(EXERCISE INSTRUCTIONS) Could you copy the whole listing below exactly as written?

(INPUT FOR THIS TASK)
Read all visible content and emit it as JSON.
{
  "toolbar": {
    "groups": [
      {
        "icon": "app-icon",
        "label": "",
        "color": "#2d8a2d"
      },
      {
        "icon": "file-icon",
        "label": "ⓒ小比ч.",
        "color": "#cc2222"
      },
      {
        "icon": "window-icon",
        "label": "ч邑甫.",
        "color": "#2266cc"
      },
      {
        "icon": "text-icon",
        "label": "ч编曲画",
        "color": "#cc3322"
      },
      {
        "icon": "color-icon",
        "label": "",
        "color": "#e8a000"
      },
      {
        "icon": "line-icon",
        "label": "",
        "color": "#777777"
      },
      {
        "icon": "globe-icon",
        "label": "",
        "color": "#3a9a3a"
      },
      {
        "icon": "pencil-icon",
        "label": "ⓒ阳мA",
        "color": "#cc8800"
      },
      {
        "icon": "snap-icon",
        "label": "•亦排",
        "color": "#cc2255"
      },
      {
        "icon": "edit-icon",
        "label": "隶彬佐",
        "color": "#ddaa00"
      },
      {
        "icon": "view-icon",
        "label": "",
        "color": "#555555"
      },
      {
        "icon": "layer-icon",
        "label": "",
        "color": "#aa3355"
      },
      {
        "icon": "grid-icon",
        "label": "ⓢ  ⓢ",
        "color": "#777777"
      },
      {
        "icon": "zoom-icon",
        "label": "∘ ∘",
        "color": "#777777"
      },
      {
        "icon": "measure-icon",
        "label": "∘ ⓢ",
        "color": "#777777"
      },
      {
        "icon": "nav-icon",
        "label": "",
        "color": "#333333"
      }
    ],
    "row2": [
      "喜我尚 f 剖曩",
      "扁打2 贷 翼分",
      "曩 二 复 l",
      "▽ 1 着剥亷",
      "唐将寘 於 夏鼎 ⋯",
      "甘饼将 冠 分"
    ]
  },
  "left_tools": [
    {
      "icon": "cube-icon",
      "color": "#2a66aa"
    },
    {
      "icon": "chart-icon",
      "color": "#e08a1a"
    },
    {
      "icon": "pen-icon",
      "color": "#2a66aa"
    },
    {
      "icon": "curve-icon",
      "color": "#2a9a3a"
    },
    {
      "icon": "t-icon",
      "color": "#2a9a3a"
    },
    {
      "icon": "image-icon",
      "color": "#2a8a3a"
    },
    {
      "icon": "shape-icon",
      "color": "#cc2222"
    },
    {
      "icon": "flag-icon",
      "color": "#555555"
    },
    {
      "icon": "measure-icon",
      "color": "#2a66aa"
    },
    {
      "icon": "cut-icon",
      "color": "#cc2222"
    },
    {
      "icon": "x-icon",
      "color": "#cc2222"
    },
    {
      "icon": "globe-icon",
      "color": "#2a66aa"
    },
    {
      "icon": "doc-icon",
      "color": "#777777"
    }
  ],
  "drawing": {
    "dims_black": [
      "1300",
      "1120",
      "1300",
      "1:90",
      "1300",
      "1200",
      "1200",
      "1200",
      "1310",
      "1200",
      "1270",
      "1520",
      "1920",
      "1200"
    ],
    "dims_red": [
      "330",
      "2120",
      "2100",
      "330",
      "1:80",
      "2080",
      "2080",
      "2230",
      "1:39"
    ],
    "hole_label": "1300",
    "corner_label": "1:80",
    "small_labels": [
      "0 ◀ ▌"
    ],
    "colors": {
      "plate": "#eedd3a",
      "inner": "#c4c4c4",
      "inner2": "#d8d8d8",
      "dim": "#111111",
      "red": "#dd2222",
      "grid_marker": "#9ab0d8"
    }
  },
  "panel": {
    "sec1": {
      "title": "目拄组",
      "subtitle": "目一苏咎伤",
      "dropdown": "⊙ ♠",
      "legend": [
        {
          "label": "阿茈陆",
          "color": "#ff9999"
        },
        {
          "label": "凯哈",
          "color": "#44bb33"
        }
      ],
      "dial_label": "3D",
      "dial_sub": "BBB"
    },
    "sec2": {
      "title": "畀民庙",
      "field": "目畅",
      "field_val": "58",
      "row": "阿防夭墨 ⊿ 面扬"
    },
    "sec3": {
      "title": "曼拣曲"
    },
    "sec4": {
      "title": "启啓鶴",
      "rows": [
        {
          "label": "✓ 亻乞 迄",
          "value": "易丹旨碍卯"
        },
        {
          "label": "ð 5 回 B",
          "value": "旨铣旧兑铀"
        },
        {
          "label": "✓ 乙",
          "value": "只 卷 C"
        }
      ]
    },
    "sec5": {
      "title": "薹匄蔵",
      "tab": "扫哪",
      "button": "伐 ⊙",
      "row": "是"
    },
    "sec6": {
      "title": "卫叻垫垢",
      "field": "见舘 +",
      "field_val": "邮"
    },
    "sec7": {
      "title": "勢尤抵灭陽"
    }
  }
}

(TASK OUTPUT)
Read all visible content and emit it as JSON.
{
  "toolbar": {
    "groups": [
      {
        "icon": "app-icon",
        "label": "",
        "color": "#2d8a2d"
      },
      {
        "icon": "file-icon",
        "label": "ⓒ小比ч.",
        "color": "#cc2222"
      },
      {
        "icon": "window-icon",
        "label": "ч邑甫.",
        "color": "#2266cc"
      },
      {
        "icon": "text-icon",
        "label": "ч编曲画",
        "color": "#cc3322"
      },
      {
        "icon": "color-icon",
        "label": "",
        "color": "#e8a000"
      },
      {
        "icon": "line-icon",
        "label": "",
        "color": "#777777"
      },
      {
        "icon": "globe-icon",
        "label": "",
        "color": "#3a9a3a"
      },
      {
        "icon": "pencil-icon",
        "label": "ⓒ阳мA",
        "color": "#cc8800"
      },
      {
        "icon": "snap-icon",
        "label": "•亦排",
        "color": "#cc2255"
      },
      {
        "icon": "edit-icon",
        "label": "隶彬佐",
        "color": "#ddaa00"
      },
      {
        "icon": "view-icon",
        "label": "",
        "color": "#555555"
      },
      {
        "icon": "layer-icon",
        "label": "",
        "color": "#aa3355"
      },
      {
        "icon": "grid-icon",
        "label": "ⓢ  ⓢ",
        "color": "#777777"
      },
      {
        "icon": "zoom-icon",
        "label": "∘ ∘",
        "color": "#777777"
      },
      {
        "icon": "measure-icon",
        "label": "∘ ⓢ",
        "color": "#777777"
      },
      {
        "icon": "nav-icon",
        "label": "",
        "color": "#333333"
      }
    ],
    "row2": [
      "喜我尚 f 剖曩",
      "扁打2 贷 翼分",
      "曩 二 复 l",
      "▽ 1 着剥亷",
      "唐将寘 於 夏鼎 ⋯",
      "甘饼将 冠 分"
    ]
  },
  "left_tools": [
    {
      "icon": "cube-icon",
      "color": "#2a66aa"
    },
    {
      "icon": "chart-icon",
      "color": "#e08a1a"
    },
    {
      "icon": "pen-icon",
      "color": "#2a66aa"
    },
    {
      "icon": "curve-icon",
      "color": "#2a9a3a"
    },
    {
      "icon": "t-icon",
      "color": "#2a9a3a"
    },
    {
      "icon": "image-icon",
      "color": "#2a8a3a"
    },
    {
      "icon": "shape-icon",
      "color": "#cc2222"
    },
    {
      "icon": "flag-icon",
      "color": "#555555"
    },
    {
      "icon": "measure-icon",
      "color": "#2a66aa"
    },
    {
      "icon": "cut-icon",
      "color": "#cc2222"
    },
    {
      "icon": "x-icon",
      "color": "#cc2222"
    },
    {
      "icon": "globe-icon",
      "color": "#2a66aa"
    },
    {
      "icon": "doc-icon",
      "color": "#777777"
    }
  ],
  "drawing": {
    "dims_black": [
      "1300",
      "1120",
      "1300",
      "1:90",
      "1300",
      "1200",
      "1200",
      "1200",
      "1310",
      "1200",
      "1270",
      "1520",
      "1920",
      "1200"
    ],
    "dims_red": [
      "330",
      "2120",
      "2100",
      "330",
      "1:80",
      "2080",
      "2080",
      "2230",
      "1:39"
    ],
    "hole_label": "1300",
    "corner_label": "1:80",
    "small_labels": [
      "0 ◀ ▌"
    ],
    "colors": {
      "plate": "#eedd3a",
      "inner": "#c4c4c4",
      "inner2": "#d8d8d8",
      "dim": "#111111",
      "red": "#dd2222",
      "grid_marker": "#9ab0d8"
    }
  },
  "panel": {
    "sec1": {
      "title": "目拄组",
      "subtitle": "目一苏咎伤",
      "dropdown": "⊙ ♠",
      "legend": [
        {
          "label": "阿茈陆",
          "color": "#ff9999"
        },
        {
          "label": "凯哈",
          "color": "#44bb33"
        }
      ],
      "dial_label": "3D",
      "dial_sub": "BBB"
    },
    "sec2": {
      "title": "畀民庙",
      "field": "目畅",
      "field_val": "58",
      "row": "阿防夭墨 ⊿ 面扬"
    },
    "sec3": {
      "title": "曼拣曲"
    },
    "sec4": {
      "title": "启啓鶴",
      "rows": [
        {
          "label": "✓ 亻乞 迄",
          "value": "易丹旨碍卯"
        },
        {
          "label": "ð 5 回 B",
          "value": "旨铣旧兑铀"
        },
        {
          "label": "✓ 乙",
          "value": "只 卷 C"
        }
      ]
    },
    "sec5": {
      "title": "薹匄蔵",
      "tab": "扫哪",
      "button": "伐 ⊙",
      "row": "是"
    },
    "sec6": {
      "title": "卫叻垫垢",
      "field": "见舘 +",
      "field_val": "邮"
    },
    "sec7": {
      "title": "勢尤抵灭陽"
    }
  }
}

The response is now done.